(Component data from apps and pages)
---*---

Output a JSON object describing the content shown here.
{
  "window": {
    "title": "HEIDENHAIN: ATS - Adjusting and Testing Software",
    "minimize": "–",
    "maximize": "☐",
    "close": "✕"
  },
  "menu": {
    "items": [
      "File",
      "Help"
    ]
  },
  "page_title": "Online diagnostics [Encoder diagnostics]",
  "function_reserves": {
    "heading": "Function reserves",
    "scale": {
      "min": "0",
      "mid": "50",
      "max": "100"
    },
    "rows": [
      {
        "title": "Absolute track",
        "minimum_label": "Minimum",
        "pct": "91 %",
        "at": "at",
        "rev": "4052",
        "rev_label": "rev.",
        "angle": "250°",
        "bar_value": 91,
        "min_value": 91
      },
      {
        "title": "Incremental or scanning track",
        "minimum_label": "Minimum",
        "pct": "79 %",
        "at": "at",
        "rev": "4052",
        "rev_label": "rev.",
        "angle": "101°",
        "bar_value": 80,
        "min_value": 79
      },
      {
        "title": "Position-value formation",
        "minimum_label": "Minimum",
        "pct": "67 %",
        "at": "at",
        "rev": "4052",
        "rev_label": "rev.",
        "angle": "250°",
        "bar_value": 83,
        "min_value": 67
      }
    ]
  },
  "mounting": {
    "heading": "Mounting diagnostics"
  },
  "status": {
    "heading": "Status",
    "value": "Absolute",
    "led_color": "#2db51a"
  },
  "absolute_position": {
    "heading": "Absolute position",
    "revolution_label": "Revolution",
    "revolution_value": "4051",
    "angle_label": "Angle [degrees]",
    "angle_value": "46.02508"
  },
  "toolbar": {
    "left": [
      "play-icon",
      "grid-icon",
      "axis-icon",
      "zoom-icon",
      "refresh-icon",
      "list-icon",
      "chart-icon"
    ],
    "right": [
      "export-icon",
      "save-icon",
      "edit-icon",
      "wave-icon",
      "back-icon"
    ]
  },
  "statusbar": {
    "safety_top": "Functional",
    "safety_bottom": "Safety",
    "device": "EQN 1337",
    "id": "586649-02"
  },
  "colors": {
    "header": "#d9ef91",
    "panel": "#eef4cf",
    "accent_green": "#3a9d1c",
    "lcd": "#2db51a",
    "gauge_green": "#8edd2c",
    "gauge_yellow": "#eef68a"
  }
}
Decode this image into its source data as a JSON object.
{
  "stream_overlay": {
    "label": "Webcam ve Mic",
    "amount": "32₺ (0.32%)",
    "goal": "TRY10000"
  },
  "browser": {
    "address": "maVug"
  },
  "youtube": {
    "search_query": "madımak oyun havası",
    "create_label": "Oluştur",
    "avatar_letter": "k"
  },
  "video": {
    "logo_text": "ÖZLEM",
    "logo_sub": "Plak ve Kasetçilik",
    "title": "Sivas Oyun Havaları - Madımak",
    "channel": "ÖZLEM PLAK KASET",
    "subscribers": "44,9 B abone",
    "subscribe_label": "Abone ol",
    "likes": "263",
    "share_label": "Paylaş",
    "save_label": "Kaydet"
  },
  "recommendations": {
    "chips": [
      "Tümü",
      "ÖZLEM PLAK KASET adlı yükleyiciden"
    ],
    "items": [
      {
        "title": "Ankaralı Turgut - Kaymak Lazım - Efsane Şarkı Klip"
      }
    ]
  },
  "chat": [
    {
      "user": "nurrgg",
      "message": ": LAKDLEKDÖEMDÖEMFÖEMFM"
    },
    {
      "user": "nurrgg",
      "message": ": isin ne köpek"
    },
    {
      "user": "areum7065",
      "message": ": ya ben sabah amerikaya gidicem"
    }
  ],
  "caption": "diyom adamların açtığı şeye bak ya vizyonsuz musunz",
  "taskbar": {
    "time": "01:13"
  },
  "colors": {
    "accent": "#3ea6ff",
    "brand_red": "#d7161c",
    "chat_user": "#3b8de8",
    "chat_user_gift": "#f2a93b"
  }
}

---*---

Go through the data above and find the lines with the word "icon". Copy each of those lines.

- [Response area]
      "play-icon",
      "grid-icon",
      "axis-icon",
      "zoom-icon",
      "refresh-icon",
      "list-icon",
      "chart-icon"
      "export-icon",
      "save-icon",
      "edit-icon",
      "wave-icon",
      "back-icon"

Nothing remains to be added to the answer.